Top of Recorded information

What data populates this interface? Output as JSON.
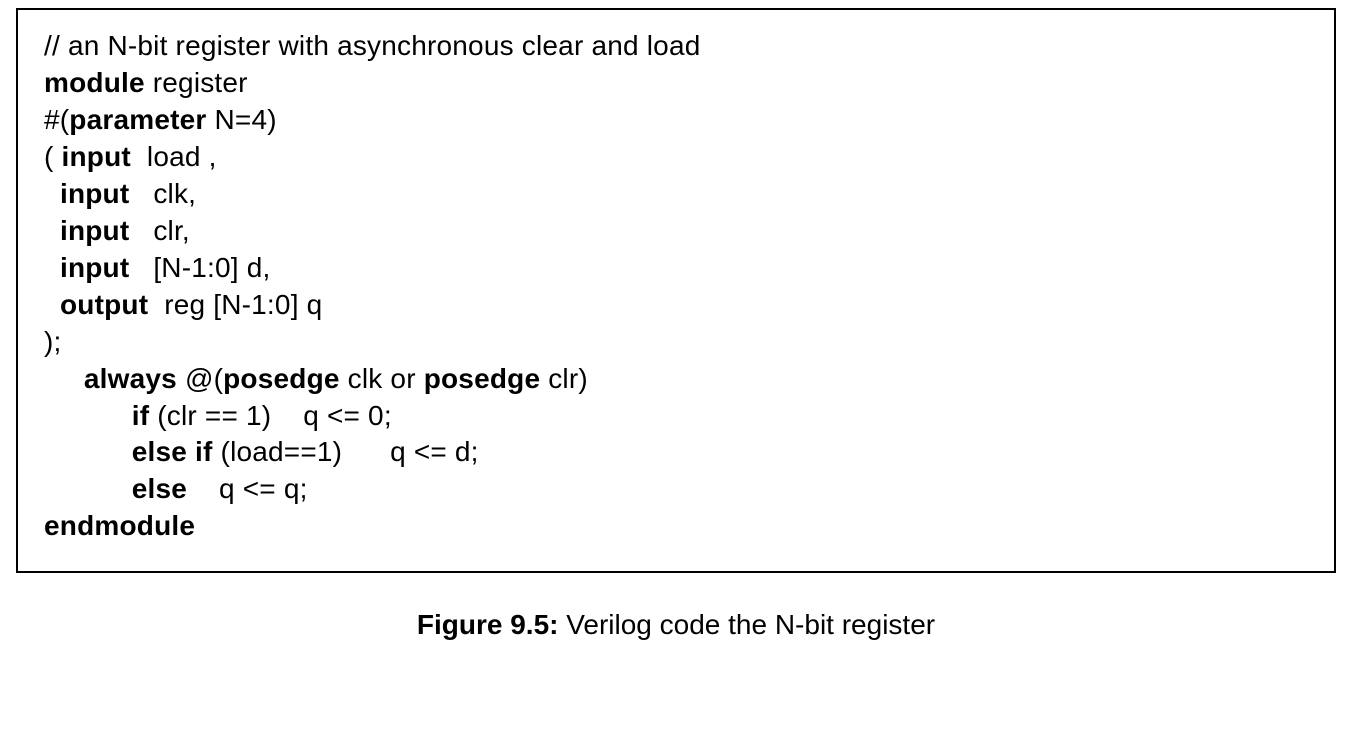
{
  "code": {
    "lines": [
      {
        "segments": [
          {
            "text": "// an N-bit register with asynchronous clear and load"
          }
        ]
      },
      {
        "segments": [
          {
            "text": "module",
            "bold": true
          },
          {
            "text": " register"
          }
        ]
      },
      {
        "segments": [
          {
            "text": "#("
          },
          {
            "text": "parameter",
            "bold": true
          },
          {
            "text": " N=4)"
          }
        ]
      },
      {
        "segments": [
          {
            "text": "( "
          },
          {
            "text": "input",
            "bold": true
          },
          {
            "text": "  load ,"
          }
        ]
      },
      {
        "segments": [
          {
            "text": "  "
          },
          {
            "text": "input",
            "bold": true
          },
          {
            "text": "   clk,"
          }
        ]
      },
      {
        "segments": [
          {
            "text": "  "
          },
          {
            "text": "input",
            "bold": true
          },
          {
            "text": "   clr,"
          }
        ]
      },
      {
        "segments": [
          {
            "text": "  "
          },
          {
            "text": "input",
            "bold": true
          },
          {
            "text": "   [N-1:0] d,"
          }
        ]
      },
      {
        "segments": [
          {
            "text": "  "
          },
          {
            "text": "output",
            "bold": true
          },
          {
            "text": "  reg [N-1:0] q"
          }
        ]
      },
      {
        "segments": [
          {
            "text": ");"
          }
        ]
      },
      {
        "segments": [
          {
            "text": "     "
          },
          {
            "text": "always",
            "bold": true
          },
          {
            "text": " @("
          },
          {
            "text": "posedge",
            "bold": true
          },
          {
            "text": " clk or "
          },
          {
            "text": "posedge",
            "bold": true
          },
          {
            "text": " clr)"
          }
        ]
      },
      {
        "segments": [
          {
            "text": "           "
          },
          {
            "text": "if",
            "bold": true
          },
          {
            "text": " (clr == 1)    q <= 0;"
          }
        ]
      },
      {
        "segments": [
          {
            "text": "           "
          },
          {
            "text": "else if",
            "bold": true
          },
          {
            "text": " (load==1)      q <= d;"
          }
        ]
      },
      {
        "segments": [
          {
            "text": "           "
          },
          {
            "text": "else",
            "bold": true
          },
          {
            "text": "    q <= q;"
          }
        ]
      },
      {
        "segments": [
          {
            "text": "endmodule",
            "bold": true
          }
        ]
      }
    ]
  },
  "caption": {
    "label": "Figure 9.5:",
    "text": " Verilog code the N-bit register"
  }
}
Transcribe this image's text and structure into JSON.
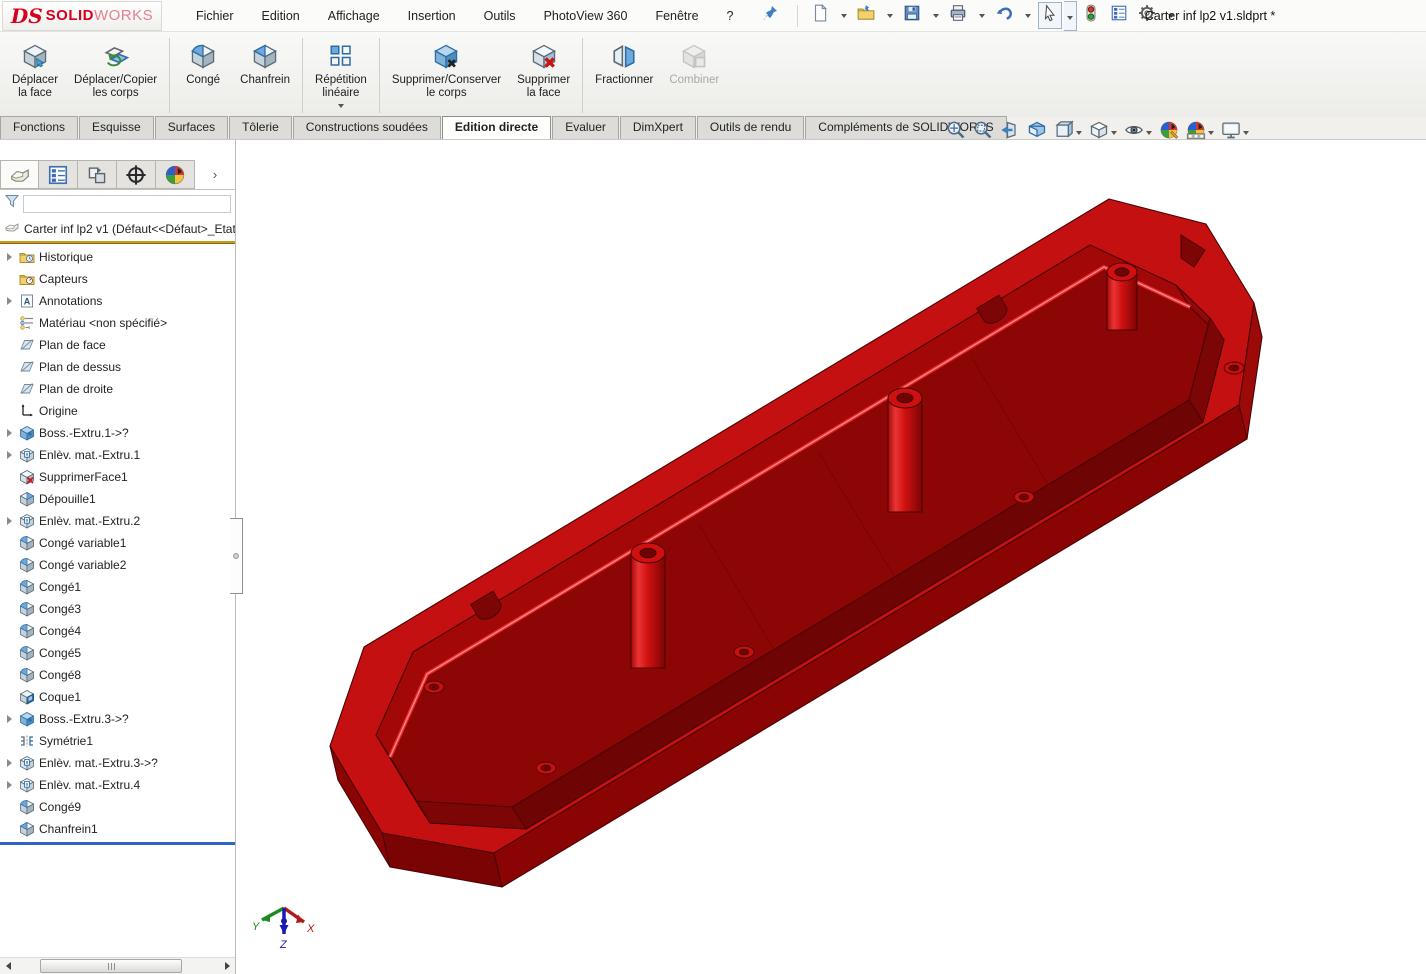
{
  "window": {
    "title": "Carter inf lp2 v1.sldprt *",
    "brand_prefix": "DS",
    "brand_bold": "SOLID",
    "brand_light": "WORKS"
  },
  "menubar": {
    "items": [
      "Fichier",
      "Edition",
      "Affichage",
      "Insertion",
      "Outils",
      "PhotoView 360",
      "Fenêtre",
      "?"
    ]
  },
  "quick_toolbar": [
    {
      "icon": "new-document-icon",
      "caret": true
    },
    {
      "icon": "open-folder-icon",
      "caret": true
    },
    {
      "icon": "save-icon",
      "caret": true
    },
    {
      "icon": "print-icon",
      "caret": true
    },
    {
      "icon": "undo-icon",
      "caret": true
    },
    {
      "icon": "select-cursor-icon",
      "caret": true,
      "boxed": true
    },
    {
      "icon": "traffic-light-icon",
      "caret": false
    },
    {
      "icon": "task-pane-icon",
      "caret": false
    },
    {
      "icon": "settings-gear-icon",
      "caret": true
    }
  ],
  "ribbon": {
    "groups": [
      {
        "buttons": [
          {
            "label": [
              "Déplacer",
              "la face"
            ],
            "icon": "move-face-icon"
          },
          {
            "label": [
              "Déplacer/Copier",
              "les corps"
            ],
            "icon": "move-copy-bodies-icon"
          }
        ]
      },
      {
        "buttons": [
          {
            "label": [
              "Congé"
            ],
            "icon": "fillet-icon"
          },
          {
            "label": [
              "Chanfrein"
            ],
            "icon": "chamfer-icon"
          }
        ]
      },
      {
        "buttons": [
          {
            "label": [
              "Répétition",
              "linéaire"
            ],
            "icon": "linear-pattern-icon",
            "dropdown": true
          }
        ]
      },
      {
        "buttons": [
          {
            "label": [
              "Supprimer/Conserver",
              "le corps"
            ],
            "icon": "delete-keep-body-icon"
          },
          {
            "label": [
              "Supprimer",
              "la face"
            ],
            "icon": "delete-face-icon"
          }
        ]
      },
      {
        "buttons": [
          {
            "label": [
              "Fractionner"
            ],
            "icon": "split-icon"
          },
          {
            "label": [
              "Combiner"
            ],
            "icon": "combine-icon",
            "disabled": true
          }
        ]
      }
    ]
  },
  "command_tabs": {
    "active": "Edition directe",
    "tabs": [
      "Fonctions",
      "Esquisse",
      "Surfaces",
      "Tôlerie",
      "Constructions soudées",
      "Edition directe",
      "Evaluer",
      "DimXpert",
      "Outils de rendu",
      "Compléments de SOLIDWORKS"
    ]
  },
  "view_toolbar": [
    {
      "icon": "zoom-fit-icon",
      "caret": false
    },
    {
      "icon": "zoom-area-icon",
      "caret": false
    },
    {
      "icon": "previous-view-icon",
      "caret": false
    },
    {
      "icon": "section-view-icon",
      "caret": false
    },
    {
      "icon": "view-orientation-icon",
      "caret": true
    },
    {
      "icon": "display-style-icon",
      "caret": true
    },
    {
      "icon": "hide-show-icon",
      "caret": true
    },
    {
      "icon": "edit-appearance-icon",
      "caret": false
    },
    {
      "icon": "apply-scene-icon",
      "caret": true
    },
    {
      "icon": "view-settings-icon",
      "caret": true
    }
  ],
  "feature_panel": {
    "manager_tabs": [
      "featuremanager-tab",
      "propertymanager-tab",
      "configurationmanager-tab",
      "dimxpertmanager-tab",
      "displaymanager-tab"
    ],
    "more_label": "›",
    "filter_placeholder": "",
    "root_label": "Carter inf lp2 v1  (Défaut<<Défaut>_Etat",
    "items": [
      {
        "label": "Historique",
        "icon": "folder-history-icon",
        "expandable": true
      },
      {
        "label": "Capteurs",
        "icon": "folder-sensors-icon",
        "expandable": false
      },
      {
        "label": "Annotations",
        "icon": "annotations-icon",
        "expandable": true
      },
      {
        "label": "Matériau <non spécifié>",
        "icon": "material-icon",
        "expandable": false
      },
      {
        "label": "Plan de face",
        "icon": "plane-icon",
        "expandable": false
      },
      {
        "label": "Plan de dessus",
        "icon": "plane-icon",
        "expandable": false
      },
      {
        "label": "Plan de droite",
        "icon": "plane-icon",
        "expandable": false
      },
      {
        "label": "Origine",
        "icon": "origin-icon",
        "expandable": false
      },
      {
        "label": "Boss.-Extru.1->?",
        "icon": "boss-extrude-icon",
        "expandable": true
      },
      {
        "label": "Enlèv. mat.-Extru.1",
        "icon": "cut-extrude-icon",
        "expandable": true
      },
      {
        "label": "SupprimerFace1",
        "icon": "delete-face-tree-icon",
        "expandable": false
      },
      {
        "label": "Dépouille1",
        "icon": "draft-icon",
        "expandable": false
      },
      {
        "label": "Enlèv. mat.-Extru.2",
        "icon": "cut-extrude-icon",
        "expandable": true
      },
      {
        "label": "Congé variable1",
        "icon": "fillet-tree-icon",
        "expandable": false
      },
      {
        "label": "Congé variable2",
        "icon": "fillet-tree-icon",
        "expandable": false
      },
      {
        "label": "Congé1",
        "icon": "fillet-tree-icon",
        "expandable": false
      },
      {
        "label": "Congé3",
        "icon": "fillet-tree-icon",
        "expandable": false
      },
      {
        "label": "Congé4",
        "icon": "fillet-tree-icon",
        "expandable": false
      },
      {
        "label": "Congé5",
        "icon": "fillet-tree-icon",
        "expandable": false
      },
      {
        "label": "Congé8",
        "icon": "fillet-tree-icon",
        "expandable": false
      },
      {
        "label": "Coque1",
        "icon": "shell-icon",
        "expandable": false
      },
      {
        "label": "Boss.-Extru.3->?",
        "icon": "boss-extrude-icon",
        "expandable": true
      },
      {
        "label": "Symétrie1",
        "icon": "mirror-icon",
        "expandable": false
      },
      {
        "label": "Enlèv. mat.-Extru.3->?",
        "icon": "cut-extrude-icon",
        "expandable": true
      },
      {
        "label": "Enlèv. mat.-Extru.4",
        "icon": "cut-extrude-icon",
        "expandable": true
      },
      {
        "label": "Congé9",
        "icon": "fillet-tree-icon",
        "expandable": false
      },
      {
        "label": "Chanfrein1",
        "icon": "chamfer-tree-icon",
        "expandable": false
      }
    ]
  },
  "viewport": {
    "part_color": "#c41010",
    "triad_labels": {
      "x": "X",
      "y": "Y",
      "z": "Z"
    }
  }
}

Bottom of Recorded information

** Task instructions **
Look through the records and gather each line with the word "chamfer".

** Output of the exercise **
            "icon": "chamfer-icon"
        "icon": "chamfer-tree-icon",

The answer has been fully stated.